The concern I expressed in February was that growth for some areas of science (math, physical science, engineering, technology) should not come at the expense of other areas, especially the biological, social and behavioral sciences.

I heard from a number of readers about this. Some called me cynical, others paranoid. They wondered why I was being critical of an initiative that could be good for many fields of science, and good for America.

At the time, I was merely expressing a healthy dose of skepticism. For those who are fond of color-coded alert systems, I was suggesting that we move from Blue Alert (our usual guarded level of threat) to Yellow Alert (an elevated level of threat). Not that any dramatic action was needed, only that we needed a little extra vigilance. A remote threat could be detected on the horizon.

The situation changed on May 2, when the Senate Commerce Committee's Subcommittee on Science and Space held a hearing on "NSF's Fiscal Year 2007 budget request, research priorities, current plans and activities, and its support for the American Competitiveness Initiative and related activities." Presiding over the hearing was Senator Kay Bailey Hutchison (R-TX).

It was clear from the outset that some members of the subcommittee do not want NSF to use any increase in its budget for the support of social or behavioral science. Some even questioned whether NSF should be supporting social and behavioral science at all. ORANGE ALERT! This kind of talk is good reason for us to consider ourselves as moving to a high level of threat.

Those of us who spend our days here in Washington advocating on behalf of social and behavioral science were concerned. We began to mobilize our troops, ready to take action if needed.

Then on May 16, word spread rapidly that Senator Hutchison was planning to introduce an amendment to Senate Bill 2802, which lays the groundwork for the ACI. The amendment would instruct NSF not only to assess the degree to which grant proposals contribute to the enhancement of physical science, technology, engineering and mathematics, but also to give priority to them.

RED ALERT! We suddenly moved to a severe level of threat. Although the anticipated amendment does not say so directly, its language and intent is clear: when it comes to funding the American Competitiveness Initiative, NSF should not be directing any dollars to social and behavioral science research.

Why is this a threat? For one thing, new initiatives are rarely fully funded. To deliver on their promise often requires the redirection of other funding. In this case, the stage is being set to redirect funding of social and behavioral science to other fields of science. This is precisely the concern I expressed in February.

The larger concern, however, is the threat this represents for the entire enterprise of social and behavioral science. It is clear that some lawmakers hold our areas of science in great disdain. Some would like to see the social and behavioral science programs of NSF removed entirely from its portfolio. Other than its general interest value, they fail to appreciate the importance of and need for basic research in social and behavioral science.
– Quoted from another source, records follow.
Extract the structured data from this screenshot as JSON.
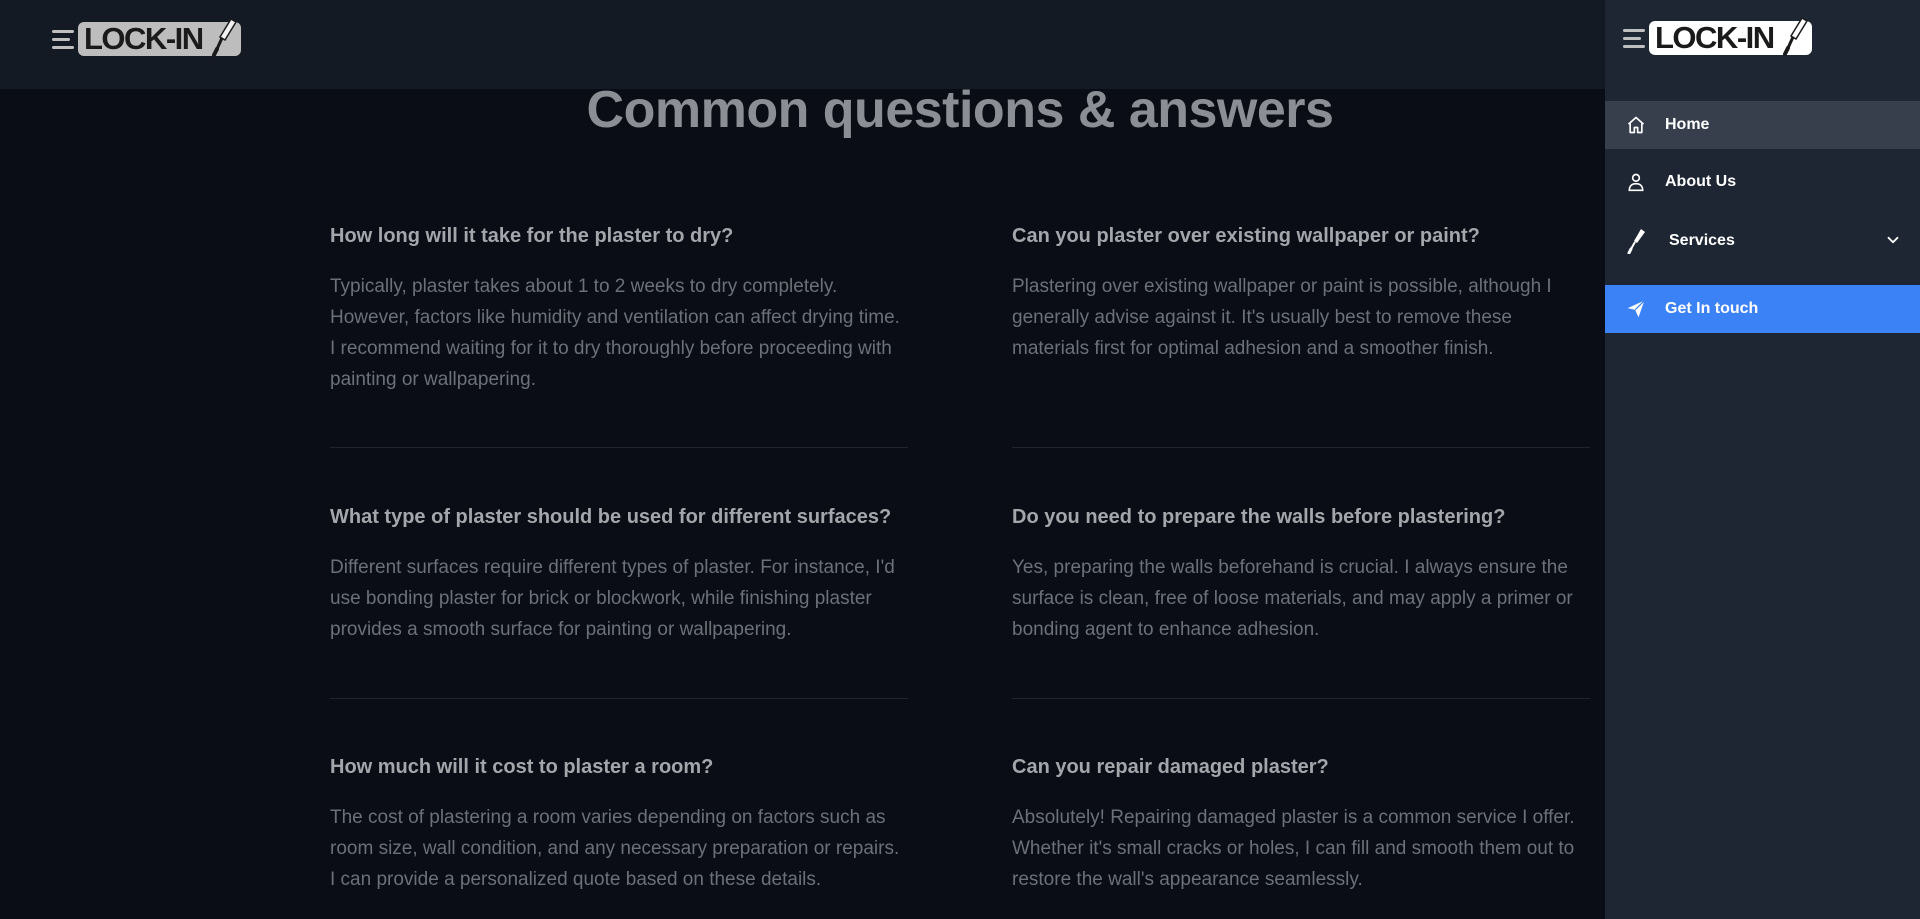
{
  "brand": {
    "logo_text": "LOCK-IN"
  },
  "faq": {
    "title": "Common questions & answers",
    "items": [
      {
        "question": "How long will it take for the plaster to dry?",
        "answer": "Typically, plaster takes about 1 to 2 weeks to dry completely. However, factors like humidity and ventilation can affect drying time. I recommend waiting for it to dry thoroughly before proceeding with painting or wallpapering."
      },
      {
        "question": "Can you plaster over existing wallpaper or paint?",
        "answer": "Plastering over existing wallpaper or paint is possible, although I generally advise against it. It's usually best to remove these materials first for optimal adhesion and a smoother finish."
      },
      {
        "question": "What type of plaster should be used for different surfaces?",
        "answer": "Different surfaces require different types of plaster. For instance, I'd use bonding plaster for brick or blockwork, while finishing plaster provides a smooth surface for painting or wallpapering."
      },
      {
        "question": "Do you need to prepare the walls before plastering?",
        "answer": "Yes, preparing the walls beforehand is crucial. I always ensure the surface is clean, free of loose materials, and may apply a primer or bonding agent to enhance adhesion."
      },
      {
        "question": "How much will it cost to plaster a room?",
        "answer": "The cost of plastering a room varies depending on factors such as room size, wall condition, and any necessary preparation or repairs. I can provide a personalized quote based on these details."
      },
      {
        "question": "Can you repair damaged plaster?",
        "answer": "Absolutely! Repairing damaged plaster is a common service I offer. Whether it's small cracks or holes, I can fill and smooth them out to restore the wall's appearance seamlessly."
      }
    ]
  },
  "drawer": {
    "nav": [
      {
        "label": "Home",
        "icon": "home-icon",
        "state": "active"
      },
      {
        "label": "About Us",
        "icon": "user-icon"
      },
      {
        "label": "Services",
        "icon": "trowel-icon",
        "has_submenu": true
      },
      {
        "label": "Get In touch",
        "icon": "send-icon",
        "state": "call-to-action"
      }
    ],
    "colors": {
      "drawer_bg": "#1e2633",
      "active_bg": "#373f4d",
      "cta_bg": "#3b82f6"
    }
  }
}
On May 17, APA and our partner organizations issued an action alert - a call to action for psychologists and others to speak up, and to let their representatives know how they feel about these legislative actions. By all accounts, the field responded.

On May 18, word spread that a compromise had been worked out in the Senate - that Senator Hutchison's amendment would not be offered after all, but that she and Senator Frank Lautenberg (D-NJ) had crafted a different amendment. This new amendment would clarify that in giving priority to some fields of science, no bias or restrictions be placed on any other fields of science that fall within the agency's mission.

As I write this, we do not yet know the final outcome of any of this legislation. Let's consider ourselves fairly warned. The effort to drive social and behavioral science out of the federal funding portfolio will continue, and we need to marshal our resources in response.